Opioid overdose causes increased PaO2. False, opioid overdose causes respiratory depression with increased PaCO2 and decreased PaO2.
Morphine is effective when given orally. False, when given orally, a high rate of first pass metabolism results in poor bioavailability.
Morphine has a half-life of of approximately 12 hours. False, morphine has a half-life of approximately 3 hours.
Codeine exhibits high oral bioavailability. True, hence its use in oral analgesics such as co-codamol.
Pethidine does not cause miosis. True, pethidine does not cause miosis.
Methadone has a half life exceeding 24 hours. True, hence its usefulness as a maintenance drug in those addicted to opiates.
Cyclo-oxygenase metabolises arachidonic acid to leukotrienes. False, cyclo-oxygenase metabolises arachidonic acid to prostaglandins.
NSAIDs upregulate cyclo-oxygenase. False, NSAIDs inhibit cyclo-oxygenase.
Gastric ulceration is an important side effect of NSAID use. True, potentially fatal bleeding may occur.
Reye's syndrome is associated with aspirin use in children. True, Reye's syndrome causes liver damage and encephalopathy.
Tranexamic acid is an NSAID. False, tranexamic acid is an anti-fibrinolytic and is not to be confused with mefenamic acid - which is an NSAID.
Local anaesthetics block the ability of axons to conduct action potentials. True, local anaesthetics block the ability of axons to conduct action potentials.
Local anaesthetics block K+ channels in the axonal membrane. False, local anaesthetics block Na+ channels in the axonal membrane.
Local anaesthetics are weak acids. False, local anaesthetics are weak bases.
Local anaesthetics can pass straight through the lipid membrane of the axon when in the hydrophilic state. False, in the hydrophilic state they may only enter through the open Na+ channel.
At low concentrations, local anaesthetics only affect small-diameter myelinated and non-myelinated fibres. True, hence administration of local anaesthetic agents can be used to produce a differential nerve block affecting only A-delta and C fibres.
The sensory homunculus is organised so that a given area of the body has a proportionate area of cortex responsible for its processing, regardless of the density of sensory receptors in that area. False, areas used for exploration which have the greatest receptor density have a disproportionately large area of corresponding sensory cortex.
The sensory cortex is located in the frontal lobe. False, sensory cortex is located in the parietal lobe.
C type sensory afferent fibres are unmyelinated. True, these fibres transmit information from nociceptors and thermoreceptors.
Fibres signalling thermal information travel in the dorsal column of the spinal cord. False, fibres signalling thermal information travel in the spinothalamic tract of the spinal cord.
Slowly adapting receptors are particularly adept at signalling the rate of change and duration of a stimulus. False, slowly adapting fibres typically signal magnitude or location whereas rapidly adapting fibres signal rate of change and duration.
Created by: sallyelphick
 

 



Voices

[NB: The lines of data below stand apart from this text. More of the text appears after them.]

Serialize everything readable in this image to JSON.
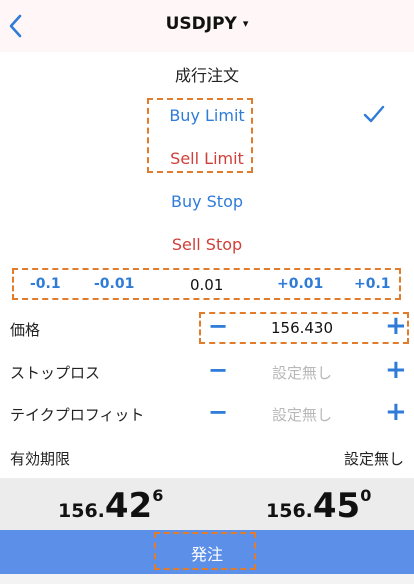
{
  "header": {
    "symbol": "USDJPY",
    "dropdown_icon": "▾"
  },
  "order_types": {
    "market": "成行注文",
    "buy_limit": "Buy Limit",
    "sell_limit": "Sell Limit",
    "buy_stop": "Buy Stop",
    "sell_stop": "Sell Stop",
    "selected": "Buy Limit"
  },
  "step_row": {
    "minus_0_1": "-0.1",
    "minus_0_01": "-0.01",
    "value": "0.01",
    "plus_0_01": "+0.01",
    "plus_0_1": "+0.1"
  },
  "form": {
    "price": {
      "label": "価格",
      "value": "156.430",
      "minus": "−",
      "plus": "+"
    },
    "stop_loss": {
      "label": "ストップロス",
      "value": "設定無し",
      "minus": "−",
      "plus": "+"
    },
    "take_profit": {
      "label": "テイクプロフィット",
      "value": "設定無し",
      "minus": "−",
      "plus": "+"
    },
    "expiration": {
      "label": "有効期限",
      "value": "設定無し"
    }
  },
  "quote": {
    "bid": {
      "prefix": "156.",
      "big": "42",
      "sup": "6"
    },
    "ask": {
      "prefix": "156.",
      "big": "45",
      "sup": "0"
    }
  },
  "submit": {
    "label": "発注"
  },
  "colors": {
    "accent_blue": "#2f7cd8",
    "sell_red": "#d0403a",
    "submit_bg": "#5c8fe8",
    "highlight_dash": "#e07c2c"
  }
}
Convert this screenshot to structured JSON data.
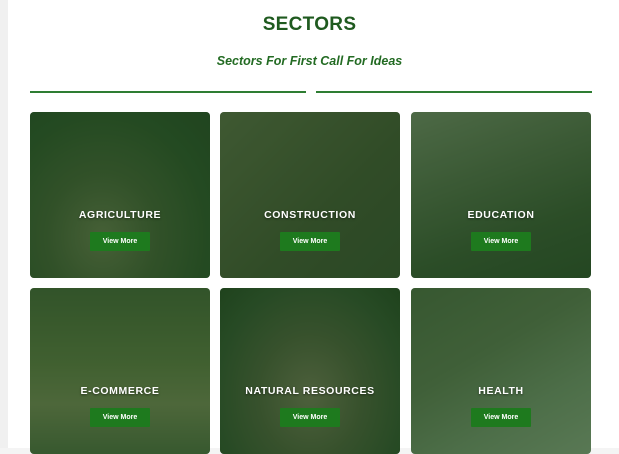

Use these flashcards to help memorize information. Look at the large card and try to recall what is on the other side. Then click the card to flip it. If you knew the answer, click the green Know box. Otherwise, click the red Don't know box.

When you've placed seven or more cards in the Don't know box, click "retry" to try those cards again.

If you've accidentally put the card in the wrong box, just click on the card to take it out of the box.

You can also use your keyboard to move the cards as follows:

If you are logged in to your account, this website will remember which cards you know and don't know so that they are in the same box the next time you log in.

When you need a break, try one of the other activities listed below the flashcards like Matching, Snowman, or Hungry Bug. Although it may feel like you're playing a game, your brain is still making more connections with the information to help you out.

To see how well you know the information, try the Quiz or Test activity.

Pass complete!

"Know" box contains:
Time elapsed:
Retries:
restart all cards